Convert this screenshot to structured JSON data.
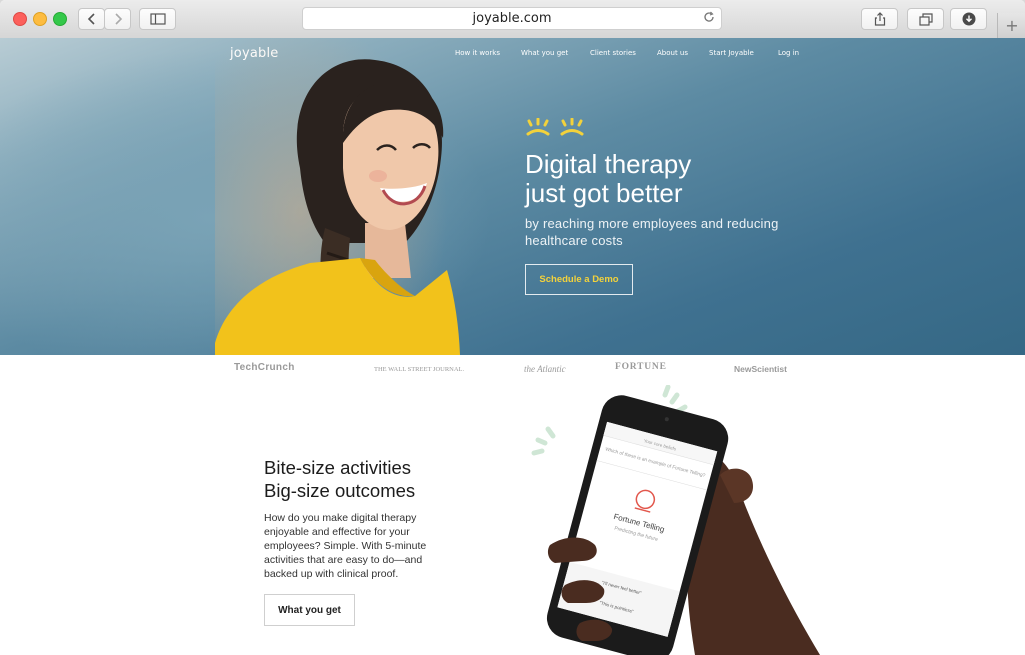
{
  "browser": {
    "url": "joyable.com",
    "colors": {
      "close": "#fc605c",
      "minimize": "#fdbc40",
      "zoom": "#34c84a"
    }
  },
  "site": {
    "logo": "joyable",
    "nav": [
      "How it works",
      "What you get",
      "Client stories",
      "About us",
      "Start Joyable",
      "Log in"
    ]
  },
  "hero": {
    "title_line1": "Digital therapy",
    "title_line2": "just got better",
    "subtitle_line1": "by reaching more employees and reducing",
    "subtitle_line2": "healthcare costs",
    "cta": "Schedule a Demo",
    "accent_color": "#f3d23b"
  },
  "press": [
    "TechCrunch",
    "THE WALL STREET JOURNAL.",
    "the Atlantic",
    "FORTUNE",
    "NewScientist"
  ],
  "feature": {
    "title_line1": "Bite-size activities",
    "title_line2": "Big-size outcomes",
    "body_lines": [
      "How do you make digital therapy",
      "enjoyable and effective for your",
      "employees? Simple. With 5-minute",
      "activities that are easy to do—and",
      "backed up with clinical proof."
    ],
    "button": "What you get"
  },
  "phone": {
    "header": "Your core beliefs",
    "question": "Which of these is an example of Fortune Telling?",
    "card_title": "Fortune Telling",
    "card_sub": "Predicting the future",
    "quote1": "\"I'll never feel better\"",
    "quote2": "\"This is pointless\""
  }
}
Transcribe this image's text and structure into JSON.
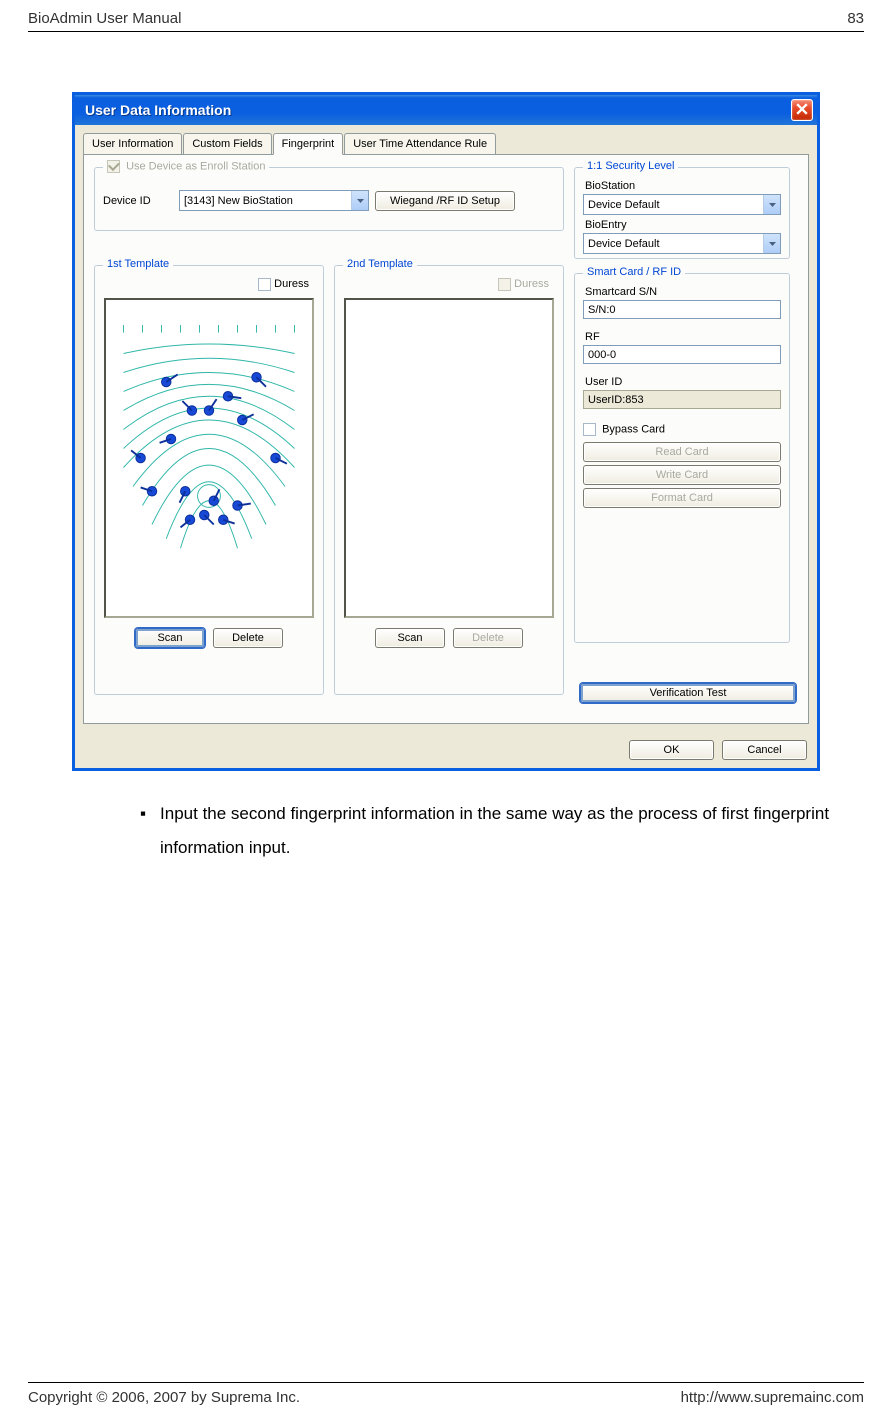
{
  "header": {
    "doc_title": "BioAdmin User Manual",
    "page_number": "83"
  },
  "dialog": {
    "title": "User Data Information",
    "tabs": [
      {
        "label": "User Information"
      },
      {
        "label": "Custom Fields"
      },
      {
        "label": "Fingerprint"
      },
      {
        "label": "User Time Attendance Rule"
      }
    ],
    "enroll": {
      "legend": "Use Device as Enroll Station",
      "device_id_label": "Device ID",
      "device_value": "[3143] New BioStation",
      "wiegand_btn": "Wiegand /RF ID Setup"
    },
    "security": {
      "legend": "1:1 Security Level",
      "biostation_label": "BioStation",
      "biostation_value": "Device Default",
      "bioentry_label": "BioEntry",
      "bioentry_value": "Device Default"
    },
    "template1": {
      "legend": "1st Template",
      "duress_label": "Duress",
      "scan_btn": "Scan",
      "delete_btn": "Delete"
    },
    "template2": {
      "legend": "2nd Template",
      "duress_label": "Duress",
      "scan_btn": "Scan",
      "delete_btn": "Delete"
    },
    "card": {
      "legend": "Smart Card / RF ID",
      "sn_label": "Smartcard S/N",
      "sn_value": "S/N:0",
      "rf_label": "RF",
      "rf_value": "000-0",
      "userid_label": "User ID",
      "userid_value": "UserID:853",
      "bypass_label": "Bypass Card",
      "read_btn": "Read Card",
      "write_btn": "Write Card",
      "format_btn": "Format Card"
    },
    "verify_btn": "Verification Test",
    "ok_btn": "OK",
    "cancel_btn": "Cancel"
  },
  "instruction_text": "Input the second fingerprint information in the same way as the process of first fingerprint information input.",
  "footer": {
    "copyright": "Copyright © 2006, 2007 by Suprema Inc.",
    "url": "http://www.supremainc.com"
  }
}
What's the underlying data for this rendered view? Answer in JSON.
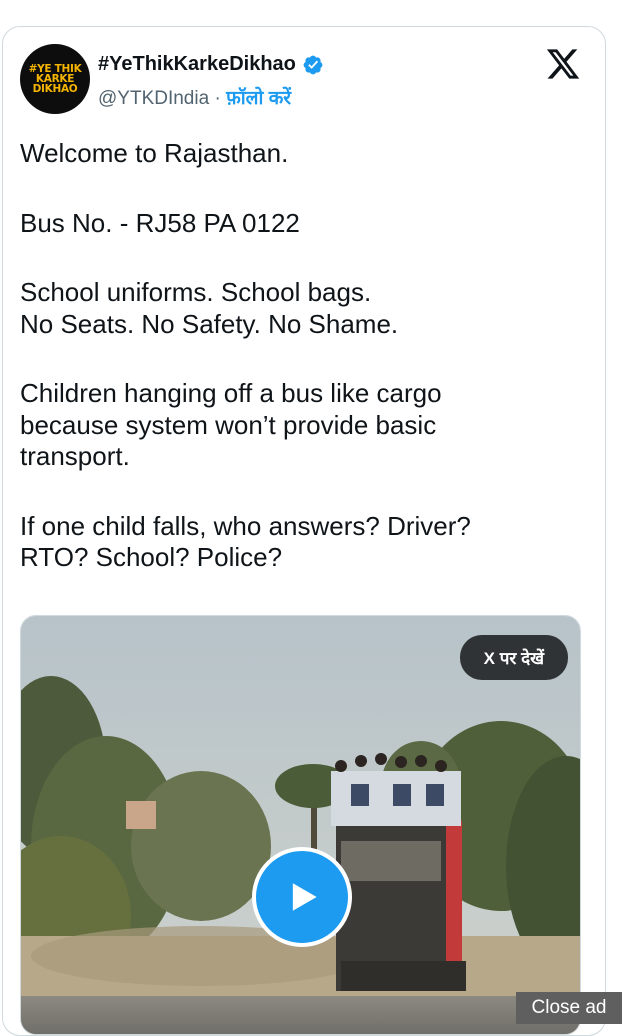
{
  "author": {
    "avatar_lines": [
      "#YE THIK",
      "KARKE",
      "DIKHAO"
    ],
    "display_name": "#YeThikKarkeDikhao",
    "handle": "@YTKDIndia",
    "separator": " · ",
    "follow_label": "फ़ॉलो करें"
  },
  "tweet": {
    "paragraphs": [
      [
        "Welcome to Rajasthan."
      ],
      [
        "Bus No. - RJ58 PA 0122"
      ],
      [
        "School uniforms. School bags.",
        "No Seats. No Safety. No Shame."
      ],
      [
        "Children hanging off a bus like cargo",
        "because system won’t provide basic",
        "transport."
      ],
      [
        "If one child falls, who answers? Driver?",
        "RTO? School? Police?"
      ]
    ]
  },
  "media": {
    "view_on_x_label": "X पर देखें"
  },
  "ad": {
    "close_label": "Close ad"
  },
  "colors": {
    "accent": "#1d9bf0",
    "text": "#0f1419",
    "muted": "#536471"
  },
  "icons": {
    "verified": "verified-badge-icon",
    "x_logo": "x-logo-icon",
    "play": "play-icon"
  }
}
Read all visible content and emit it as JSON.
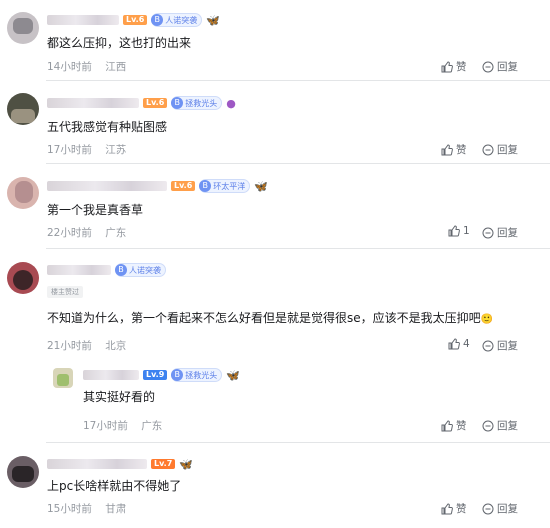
{
  "comments": [
    {
      "level": "Lv.6",
      "fan_badge": "人诺突袭",
      "text": "都这么压抑，这也打的出来",
      "time": "14小时前",
      "location": "江西",
      "like_label": "赞",
      "reply_label": "回复"
    },
    {
      "level": "Lv.6",
      "fan_badge": "拯救光头",
      "text": "五代我感觉有种贴图感",
      "time": "17小时前",
      "location": "江苏",
      "like_label": "赞",
      "reply_label": "回复"
    },
    {
      "level": "Lv.6",
      "fan_badge": "环太平洋",
      "text": "第一个我是真香草",
      "time": "22小时前",
      "location": "广东",
      "like_count": "1",
      "reply_label": "回复"
    },
    {
      "fan_badge": "人诺突袭",
      "up_badge": "楼主赞过",
      "text": "不知道为什么，第一个看起来不怎么好看但是就是觉得很se，应该不是我太压抑吧",
      "emoji": "🙂",
      "time": "21小时前",
      "location": "北京",
      "like_count": "4",
      "reply_label": "回复",
      "reply": {
        "level": "Lv.9",
        "fan_badge": "拯救光头",
        "text": "其实挺好看的",
        "time": "17小时前",
        "location": "广东",
        "like_label": "赞",
        "reply_label": "回复"
      }
    },
    {
      "level": "Lv.7",
      "text": "上pc长啥样就由不得她了",
      "time": "15小时前",
      "location": "甘肃",
      "like_label": "赞",
      "reply_label": "回复"
    }
  ],
  "colors": {
    "lv6": "#ff9f4a",
    "lv7": "#ff7a2e",
    "lv9": "#3c82f0",
    "fan_blue": "#6f93f3",
    "meta_gray": "#9499a0"
  },
  "icons": {
    "like": "thumb-up-icon",
    "reply": "reply-bubble-icon",
    "fan": "fan-medal-icon"
  }
}
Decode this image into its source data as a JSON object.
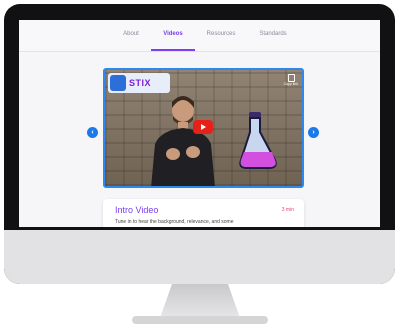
{
  "tabs": [
    {
      "label": "About",
      "active": false
    },
    {
      "label": "Videos",
      "active": true
    },
    {
      "label": "Resources",
      "active": false
    },
    {
      "label": "Standards",
      "active": false
    }
  ],
  "carousel": {
    "prev_icon": "chevron-left-icon",
    "next_icon": "chevron-right-icon",
    "prev_symbol": "‹",
    "next_symbol": "›"
  },
  "video": {
    "brand_text": "STIX",
    "copy_label": "Copy link",
    "play_icon": "play-icon"
  },
  "card": {
    "title": "Intro Video",
    "duration": "3 min",
    "description": "Tune in to hear the background, relevance, and some"
  },
  "colors": {
    "accent": "#7a3ff0",
    "arrow": "#1c79e8",
    "video_border": "#2f88f0",
    "duration": "#e0457b",
    "play": "#e62117"
  }
}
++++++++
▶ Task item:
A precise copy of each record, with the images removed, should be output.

▶ Written answer:
Convert this screenshot to structured JSON data.
{
  "browser": {
    "url": "joyable.com",
    "colors": {
      "close": "#fc605c",
      "minimize": "#fdbc40",
      "zoom": "#34c84a"
    }
  },
  "site": {
    "logo": "joyable",
    "nav": [
      "How it works",
      "What you get",
      "Client stories",
      "About us",
      "Start Joyable",
      "Log in"
    ]
  },
  "hero": {
    "title_line1": "Digital therapy",
    "title_line2": "just got better",
    "subtitle_line1": "by reaching more employees and reducing",
    "subtitle_line2": "healthcare costs",
    "cta": "Schedule a Demo",
    "accent_color": "#f3d23b"
  },
  "press": [
    "TechCrunch",
    "THE WALL STREET JOURNAL.",
    "the Atlantic",
    "FORTUNE",
    "NewScientist"
  ],
  "feature": {
    "title_line1": "Bite-size activities",
    "title_line2": "Big-size outcomes",
    "body_lines": [
      "How do you make digital therapy",
      "enjoyable and effective for your",
      "employees? Simple. With 5-minute",
      "activities that are easy to do—and",
      "backed up with clinical proof."
    ],
    "button": "What you get"
  },
  "phone": {
    "header": "Your core beliefs",
    "question": "Which of these is an example of Fortune Telling?",
    "card_title": "Fortune Telling",
    "card_sub": "Predicting the future",
    "quote1": "\"I'll never feel better\"",
    "quote2": "\"This is pointless\""
  }
}
Transcribe this image's text and structure into JSON.
{
  "header": {
    "doc_title": "BioAdmin User Manual",
    "page_number": "83"
  },
  "dialog": {
    "title": "User Data Information",
    "tabs": [
      {
        "label": "User Information"
      },
      {
        "label": "Custom Fields"
      },
      {
        "label": "Fingerprint"
      },
      {
        "label": "User Time Attendance Rule"
      }
    ],
    "enroll": {
      "legend": "Use Device as Enroll Station",
      "device_id_label": "Device ID",
      "device_value": "[3143] New BioStation",
      "wiegand_btn": "Wiegand /RF ID Setup"
    },
    "security": {
      "legend": "1:1 Security Level",
      "biostation_label": "BioStation",
      "biostation_value": "Device Default",
      "bioentry_label": "BioEntry",
      "bioentry_value": "Device Default"
    },
    "template1": {
      "legend": "1st Template",
      "duress_label": "Duress",
      "scan_btn": "Scan",
      "delete_btn": "Delete"
    },
    "template2": {
      "legend": "2nd Template",
      "duress_label": "Duress",
      "scan_btn": "Scan",
      "delete_btn": "Delete"
    },
    "card": {
      "legend": "Smart Card / RF ID",
      "sn_label": "Smartcard S/N",
      "sn_value": "S/N:0",
      "rf_label": "RF",
      "rf_value": "000-0",
      "userid_label": "User ID",
      "userid_value": "UserID:853",
      "bypass_label": "Bypass Card",
      "read_btn": "Read Card",
      "write_btn": "Write Card",
      "format_btn": "Format Card"
    },
    "verify_btn": "Verification Test",
    "ok_btn": "OK",
    "cancel_btn": "Cancel"
  },
  "instruction_text": "Input the second fingerprint information in the same way as the process of first fingerprint information input.",
  "footer": {
    "copyright": "Copyright © 2006, 2007 by Suprema Inc.",
    "url": "http://www.supremainc.com"
  }
}
What's the underlying data for this rendered view? Answer in JSON.
{
  "author": {
    "avatar_lines": [
      "#YE THIK",
      "KARKE",
      "DIKHAO"
    ],
    "display_name": "#YeThikKarkeDikhao",
    "handle": "@YTKDIndia",
    "separator": " · ",
    "follow_label": "फ़ॉलो करें"
  },
  "tweet": {
    "paragraphs": [
      [
        "Welcome to Rajasthan."
      ],
      [
        "Bus No. - RJ58 PA 0122"
      ],
      [
        "School uniforms. School bags.",
        "No Seats. No Safety. No Shame."
      ],
      [
        "Children hanging off a bus like cargo",
        "because system won’t provide basic",
        "transport."
      ],
      [
        "If one child falls, who answers? Driver?",
        "RTO? School? Police?"
      ]
    ]
  },
  "media": {
    "view_on_x_label": "X पर देखें"
  },
  "ad": {
    "close_label": "Close ad"
  },
  "colors": {
    "accent": "#1d9bf0",
    "text": "#0f1419",
    "muted": "#536471"
  },
  "icons": {
    "verified": "verified-badge-icon",
    "x_logo": "x-logo-icon",
    "play": "play-icon"
  }
}
Read all visible content and emit it as JSON.
{
  "comments": [
    {
      "level": "Lv.6",
      "fan_badge": "人诺突袭",
      "text": "都这么压抑，这也打的出来",
      "time": "14小时前",
      "location": "江西",
      "like_label": "赞",
      "reply_label": "回复"
    },
    {
      "level": "Lv.6",
      "fan_badge": "拯救光头",
      "text": "五代我感觉有种贴图感",
      "time": "17小时前",
      "location": "江苏",
      "like_label": "赞",
      "reply_label": "回复"
    },
    {
      "level": "Lv.6",
      "fan_badge": "环太平洋",
      "text": "第一个我是真香草",
      "time": "22小时前",
      "location": "广东",
      "like_count": "1",
      "reply_label": "回复"
    },
    {
      "fan_badge": "人诺突袭",
      "up_badge": "楼主赞过",
      "text": "不知道为什么，第一个看起来不怎么好看但是就是觉得很se，应该不是我太压抑吧",
      "emoji": "🙂",
      "time": "21小时前",
      "location": "北京",
      "like_count": "4",
      "reply_label": "回复",
      "reply": {
        "level": "Lv.9",
        "fan_badge": "拯救光头",
        "text": "其实挺好看的",
        "time": "17小时前",
        "location": "广东",
        "like_label": "赞",
        "reply_label": "回复"
      }
    },
    {
      "level": "Lv.7",
      "text": "上pc长啥样就由不得她了",
      "time": "15小时前",
      "location": "甘肃",
      "like_label": "赞",
      "reply_label": "回复"
    }
  ],
  "colors": {
    "lv6": "#ff9f4a",
    "lv7": "#ff7a2e",
    "lv9": "#3c82f0",
    "fan_blue": "#6f93f3",
    "meta_gray": "#9499a0"
  },
  "icons": {
    "like": "thumb-up-icon",
    "reply": "reply-bubble-icon",
    "fan": "fan-medal-icon"
  }
}
Decode this image into its source data as a JSON object.
{
  "tabs": [
    {
      "label": "About",
      "active": false
    },
    {
      "label": "Videos",
      "active": true
    },
    {
      "label": "Resources",
      "active": false
    },
    {
      "label": "Standards",
      "active": false
    }
  ],
  "carousel": {
    "prev_icon": "chevron-left-icon",
    "next_icon": "chevron-right-icon",
    "prev_symbol": "‹",
    "next_symbol": "›"
  },
  "video": {
    "brand_text": "STIX",
    "copy_label": "Copy link",
    "play_icon": "play-icon"
  },
  "card": {
    "title": "Intro Video",
    "duration": "3 min",
    "description": "Tune in to hear the background, relevance, and some"
  },
  "colors": {
    "accent": "#7a3ff0",
    "arrow": "#1c79e8",
    "video_border": "#2f88f0",
    "duration": "#e0457b",
    "play": "#e62117"
  }
}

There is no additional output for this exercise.